(Interface dataset entries)
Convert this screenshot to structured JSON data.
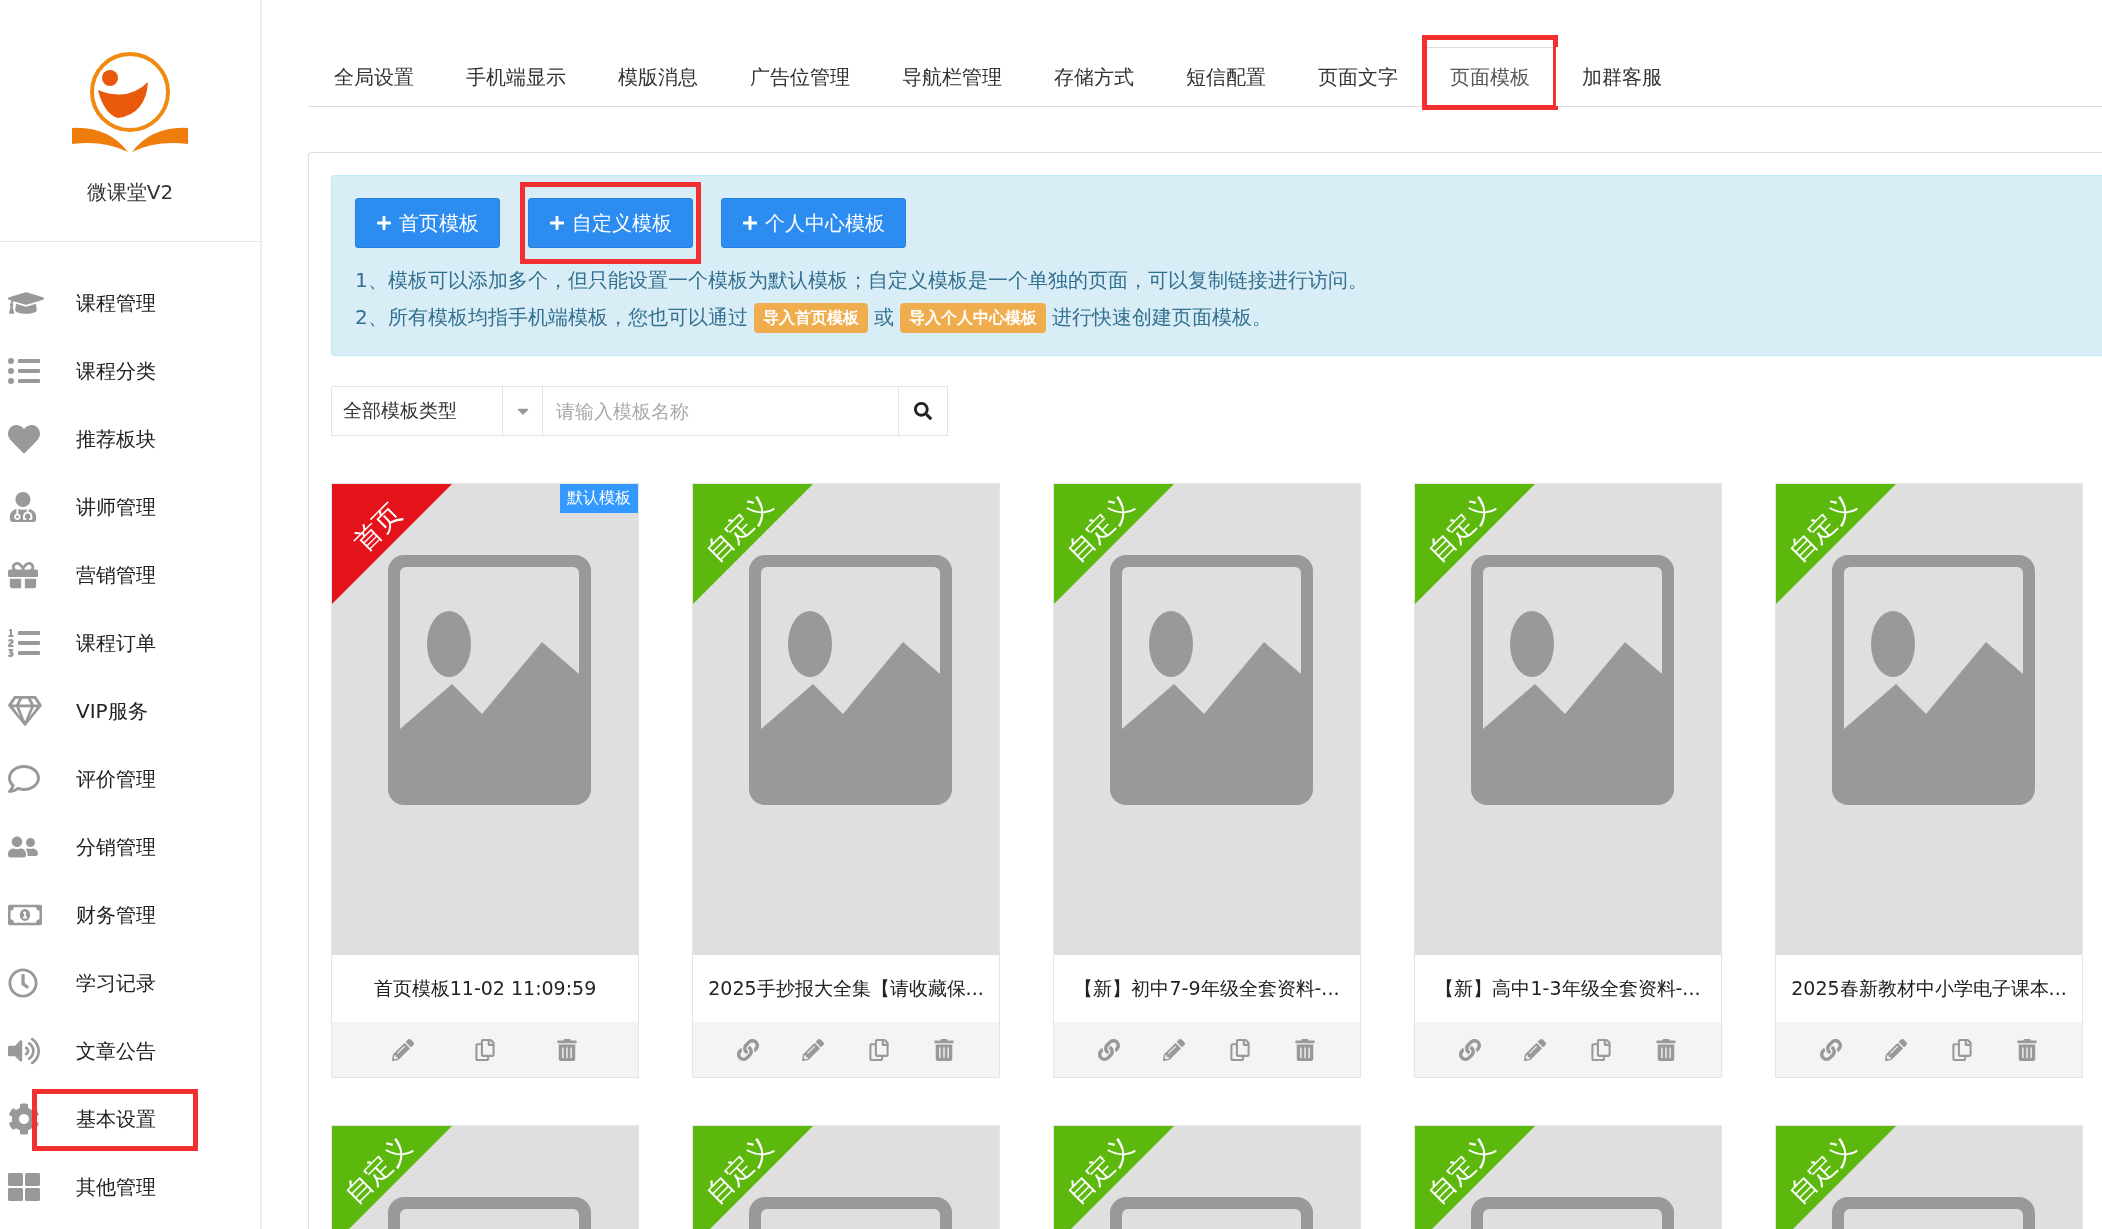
{
  "brand": {
    "name": "微课堂V2"
  },
  "sidebar": {
    "items": [
      {
        "label": "课程管理",
        "highlighted": false
      },
      {
        "label": "课程分类",
        "highlighted": false
      },
      {
        "label": "推荐板块",
        "highlighted": false
      },
      {
        "label": "讲师管理",
        "highlighted": false
      },
      {
        "label": "营销管理",
        "highlighted": false
      },
      {
        "label": "课程订单",
        "highlighted": false
      },
      {
        "label": "VIP服务",
        "highlighted": false
      },
      {
        "label": "评价管理",
        "highlighted": false
      },
      {
        "label": "分销管理",
        "highlighted": false
      },
      {
        "label": "财务管理",
        "highlighted": false
      },
      {
        "label": "学习记录",
        "highlighted": false
      },
      {
        "label": "文章公告",
        "highlighted": false
      },
      {
        "label": "基本设置",
        "highlighted": true
      },
      {
        "label": "其他管理",
        "highlighted": false
      }
    ]
  },
  "tabs": [
    {
      "label": "全局设置",
      "selected": false,
      "highlighted": false
    },
    {
      "label": "手机端显示",
      "selected": false,
      "highlighted": false
    },
    {
      "label": "模版消息",
      "selected": false,
      "highlighted": false
    },
    {
      "label": "广告位管理",
      "selected": false,
      "highlighted": false
    },
    {
      "label": "导航栏管理",
      "selected": false,
      "highlighted": false
    },
    {
      "label": "存储方式",
      "selected": false,
      "highlighted": false
    },
    {
      "label": "短信配置",
      "selected": false,
      "highlighted": false
    },
    {
      "label": "页面文字",
      "selected": false,
      "highlighted": false
    },
    {
      "label": "页面模板",
      "selected": true,
      "highlighted": true
    },
    {
      "label": "加群客服",
      "selected": false,
      "highlighted": false
    }
  ],
  "create_buttons": [
    {
      "label": "首页模板",
      "highlighted": false
    },
    {
      "label": "自定义模板",
      "highlighted": true
    },
    {
      "label": "个人中心模板",
      "highlighted": false
    }
  ],
  "notes": [
    {
      "parts": [
        {
          "kind": "text",
          "text": "1、模板可以添加多个，但只能设置一个模板为默认模板；自定义模板是一个单独的页面，可以复制链接进行访问。"
        }
      ]
    },
    {
      "parts": [
        {
          "kind": "text",
          "text": "2、所有模板均指手机端模板，您也可以通过"
        },
        {
          "kind": "badge",
          "text": "导入首页模板"
        },
        {
          "kind": "text",
          "text": "或"
        },
        {
          "kind": "badge",
          "text": "导入个人中心模板"
        },
        {
          "kind": "text",
          "text": "进行快速创建页面模板。"
        }
      ]
    }
  ],
  "filter": {
    "type_select": "全部模板类型",
    "search": {
      "placeholder": "请输入模板名称"
    }
  },
  "templates": [
    {
      "kind": "home",
      "ribbon": "首页",
      "badge": "默认模板",
      "title": "首页模板11-02 11:09:59"
    },
    {
      "kind": "custom",
      "ribbon": "自定义",
      "title": "2025手抄报大全集【请收藏保..."
    },
    {
      "kind": "custom",
      "ribbon": "自定义",
      "title": "【新】初中7-9年级全套资料-..."
    },
    {
      "kind": "custom",
      "ribbon": "自定义",
      "title": "【新】高中1-3年级全套资料-..."
    },
    {
      "kind": "custom",
      "ribbon": "自定义",
      "title": "2025春新教材中小学电子课本..."
    },
    {
      "kind": "custom",
      "ribbon": "自定义"
    },
    {
      "kind": "custom",
      "ribbon": "自定义"
    },
    {
      "kind": "custom",
      "ribbon": "自定义"
    },
    {
      "kind": "custom",
      "ribbon": "自定义"
    },
    {
      "kind": "custom",
      "ribbon": "自定义"
    }
  ]
}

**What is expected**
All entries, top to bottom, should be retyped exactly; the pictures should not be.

**Solution**
Convert this screenshot to structured JSON data.
{
  "brand": {
    "name": "微课堂V2"
  },
  "sidebar": {
    "items": [
      {
        "label": "课程管理",
        "highlighted": false
      },
      {
        "label": "课程分类",
        "highlighted": false
      },
      {
        "label": "推荐板块",
        "highlighted": false
      },
      {
        "label": "讲师管理",
        "highlighted": false
      },
      {
        "label": "营销管理",
        "highlighted": false
      },
      {
        "label": "课程订单",
        "highlighted": false
      },
      {
        "label": "VIP服务",
        "highlighted": false
      },
      {
        "label": "评价管理",
        "highlighted": false
      },
      {
        "label": "分销管理",
        "highlighted": false
      },
      {
        "label": "财务管理",
        "highlighted": false
      },
      {
        "label": "学习记录",
        "highlighted": false
      },
      {
        "label": "文章公告",
        "highlighted": false
      },
      {
        "label": "基本设置",
        "highlighted": true
      },
      {
        "label": "其他管理",
        "highlighted": false
      }
    ]
  },
  "tabs": [
    {
      "label": "全局设置",
      "selected": false,
      "highlighted": false
    },
    {
      "label": "手机端显示",
      "selected": false,
      "highlighted": false
    },
    {
      "label": "模版消息",
      "selected": false,
      "highlighted": false
    },
    {
      "label": "广告位管理",
      "selected": false,
      "highlighted": false
    },
    {
      "label": "导航栏管理",
      "selected": false,
      "highlighted": false
    },
    {
      "label": "存储方式",
      "selected": false,
      "highlighted": false
    },
    {
      "label": "短信配置",
      "selected": false,
      "highlighted": false
    },
    {
      "label": "页面文字",
      "selected": false,
      "highlighted": false
    },
    {
      "label": "页面模板",
      "selected": true,
      "highlighted": true
    },
    {
      "label": "加群客服",
      "selected": false,
      "highlighted": false
    }
  ],
  "create_buttons": [
    {
      "label": "首页模板",
      "highlighted": false
    },
    {
      "label": "自定义模板",
      "highlighted": true
    },
    {
      "label": "个人中心模板",
      "highlighted": false
    }
  ],
  "notes": [
    {
      "parts": [
        {
          "kind": "text",
          "text": "1、模板可以添加多个，但只能设置一个模板为默认模板；自定义模板是一个单独的页面，可以复制链接进行访问。"
        }
      ]
    },
    {
      "parts": [
        {
          "kind": "text",
          "text": "2、所有模板均指手机端模板，您也可以通过"
        },
        {
          "kind": "badge",
          "text": "导入首页模板"
        },
        {
          "kind": "text",
          "text": "或"
        },
        {
          "kind": "badge",
          "text": "导入个人中心模板"
        },
        {
          "kind": "text",
          "text": "进行快速创建页面模板。"
        }
      ]
    }
  ],
  "filter": {
    "type_select": "全部模板类型",
    "search": {
      "placeholder": "请输入模板名称"
    }
  },
  "templates": [
    {
      "kind": "home",
      "ribbon": "首页",
      "badge": "默认模板",
      "title": "首页模板11-02 11:09:59"
    },
    {
      "kind": "custom",
      "ribbon": "自定义",
      "title": "2025手抄报大全集【请收藏保..."
    },
    {
      "kind": "custom",
      "ribbon": "自定义",
      "title": "【新】初中7-9年级全套资料-..."
    },
    {
      "kind": "custom",
      "ribbon": "自定义",
      "title": "【新】高中1-3年级全套资料-..."
    },
    {
      "kind": "custom",
      "ribbon": "自定义",
      "title": "2025春新教材中小学电子课本..."
    },
    {
      "kind": "custom",
      "ribbon": "自定义"
    },
    {
      "kind": "custom",
      "ribbon": "自定义"
    },
    {
      "kind": "custom",
      "ribbon": "自定义"
    },
    {
      "kind": "custom",
      "ribbon": "自定义"
    },
    {
      "kind": "custom",
      "ribbon": "自定义"
    }
  ]
}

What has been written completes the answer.